**Task material:**
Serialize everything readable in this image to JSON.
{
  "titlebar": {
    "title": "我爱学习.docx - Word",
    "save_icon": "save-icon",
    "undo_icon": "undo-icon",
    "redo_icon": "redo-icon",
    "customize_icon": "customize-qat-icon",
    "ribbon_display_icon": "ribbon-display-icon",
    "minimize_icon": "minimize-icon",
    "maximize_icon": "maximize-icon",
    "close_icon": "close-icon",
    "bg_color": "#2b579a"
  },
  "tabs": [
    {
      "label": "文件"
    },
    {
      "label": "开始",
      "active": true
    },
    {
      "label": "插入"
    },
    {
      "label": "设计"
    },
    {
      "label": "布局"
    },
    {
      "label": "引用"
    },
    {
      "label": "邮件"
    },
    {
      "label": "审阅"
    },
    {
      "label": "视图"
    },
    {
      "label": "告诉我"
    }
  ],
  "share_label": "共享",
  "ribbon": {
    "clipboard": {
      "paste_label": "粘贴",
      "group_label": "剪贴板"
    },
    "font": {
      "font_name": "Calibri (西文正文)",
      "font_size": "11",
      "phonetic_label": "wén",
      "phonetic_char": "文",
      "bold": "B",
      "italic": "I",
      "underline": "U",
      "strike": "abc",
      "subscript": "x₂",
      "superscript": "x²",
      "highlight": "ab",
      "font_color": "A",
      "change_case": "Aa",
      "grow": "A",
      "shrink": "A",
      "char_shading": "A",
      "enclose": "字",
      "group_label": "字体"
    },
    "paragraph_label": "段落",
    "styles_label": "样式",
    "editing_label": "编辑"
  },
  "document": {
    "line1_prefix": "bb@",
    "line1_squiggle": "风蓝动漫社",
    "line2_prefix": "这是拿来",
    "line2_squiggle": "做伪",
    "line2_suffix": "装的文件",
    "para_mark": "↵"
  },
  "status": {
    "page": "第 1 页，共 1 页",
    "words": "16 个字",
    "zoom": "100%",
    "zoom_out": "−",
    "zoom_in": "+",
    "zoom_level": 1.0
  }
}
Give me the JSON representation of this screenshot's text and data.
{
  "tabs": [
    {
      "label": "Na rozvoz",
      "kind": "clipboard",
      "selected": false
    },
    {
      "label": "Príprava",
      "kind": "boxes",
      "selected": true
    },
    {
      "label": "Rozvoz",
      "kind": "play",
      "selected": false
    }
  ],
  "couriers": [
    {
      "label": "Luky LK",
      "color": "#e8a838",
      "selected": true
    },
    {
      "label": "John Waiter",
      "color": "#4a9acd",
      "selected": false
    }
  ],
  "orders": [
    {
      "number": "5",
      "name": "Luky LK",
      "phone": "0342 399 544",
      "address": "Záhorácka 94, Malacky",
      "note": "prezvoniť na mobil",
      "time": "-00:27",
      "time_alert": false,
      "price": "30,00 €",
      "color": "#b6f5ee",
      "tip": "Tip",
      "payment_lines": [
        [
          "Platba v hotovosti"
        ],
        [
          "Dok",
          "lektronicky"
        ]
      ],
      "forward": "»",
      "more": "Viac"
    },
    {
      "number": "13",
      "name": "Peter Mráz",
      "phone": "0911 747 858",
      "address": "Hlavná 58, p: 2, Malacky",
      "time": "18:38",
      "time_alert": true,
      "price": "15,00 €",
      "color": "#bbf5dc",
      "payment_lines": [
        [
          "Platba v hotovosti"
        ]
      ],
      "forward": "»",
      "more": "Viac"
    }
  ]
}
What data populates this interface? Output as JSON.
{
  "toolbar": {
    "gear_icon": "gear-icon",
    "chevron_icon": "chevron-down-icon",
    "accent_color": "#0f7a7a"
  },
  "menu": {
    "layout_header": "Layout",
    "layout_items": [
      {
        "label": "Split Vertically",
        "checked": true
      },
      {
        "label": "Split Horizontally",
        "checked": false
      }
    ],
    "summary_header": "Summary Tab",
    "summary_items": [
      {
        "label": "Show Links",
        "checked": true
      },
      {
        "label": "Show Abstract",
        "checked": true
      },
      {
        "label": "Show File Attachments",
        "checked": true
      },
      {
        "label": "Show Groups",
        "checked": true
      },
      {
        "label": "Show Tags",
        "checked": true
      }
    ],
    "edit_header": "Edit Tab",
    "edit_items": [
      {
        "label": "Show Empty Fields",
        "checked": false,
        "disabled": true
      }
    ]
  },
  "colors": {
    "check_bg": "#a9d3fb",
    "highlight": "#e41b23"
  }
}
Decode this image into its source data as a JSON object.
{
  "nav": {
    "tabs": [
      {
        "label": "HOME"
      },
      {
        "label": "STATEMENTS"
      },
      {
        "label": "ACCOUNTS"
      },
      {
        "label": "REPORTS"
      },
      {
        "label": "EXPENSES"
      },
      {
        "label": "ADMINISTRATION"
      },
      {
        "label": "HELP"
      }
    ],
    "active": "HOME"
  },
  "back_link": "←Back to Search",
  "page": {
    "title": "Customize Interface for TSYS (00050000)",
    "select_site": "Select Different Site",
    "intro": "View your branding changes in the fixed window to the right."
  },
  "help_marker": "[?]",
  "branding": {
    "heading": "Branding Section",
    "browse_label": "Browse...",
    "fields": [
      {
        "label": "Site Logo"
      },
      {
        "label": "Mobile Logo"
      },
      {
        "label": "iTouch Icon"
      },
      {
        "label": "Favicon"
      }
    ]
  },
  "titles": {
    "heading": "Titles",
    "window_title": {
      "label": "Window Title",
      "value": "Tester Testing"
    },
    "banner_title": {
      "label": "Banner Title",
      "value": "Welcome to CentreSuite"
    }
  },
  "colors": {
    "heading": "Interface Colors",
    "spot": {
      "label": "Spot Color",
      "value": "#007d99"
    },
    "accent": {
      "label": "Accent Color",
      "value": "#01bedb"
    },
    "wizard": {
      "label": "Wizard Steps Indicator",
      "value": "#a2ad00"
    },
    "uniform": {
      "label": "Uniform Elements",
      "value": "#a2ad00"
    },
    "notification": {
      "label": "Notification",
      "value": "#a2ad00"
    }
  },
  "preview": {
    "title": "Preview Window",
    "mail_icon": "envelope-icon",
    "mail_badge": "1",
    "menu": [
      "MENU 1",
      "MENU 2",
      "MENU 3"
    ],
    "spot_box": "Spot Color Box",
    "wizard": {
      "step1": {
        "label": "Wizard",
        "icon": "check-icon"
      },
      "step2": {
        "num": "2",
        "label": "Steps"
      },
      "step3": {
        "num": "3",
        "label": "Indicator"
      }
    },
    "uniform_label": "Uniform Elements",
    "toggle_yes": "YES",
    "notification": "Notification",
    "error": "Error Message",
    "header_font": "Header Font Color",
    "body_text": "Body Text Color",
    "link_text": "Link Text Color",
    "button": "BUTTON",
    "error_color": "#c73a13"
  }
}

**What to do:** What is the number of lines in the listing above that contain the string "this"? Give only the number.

**Exercise response:** 4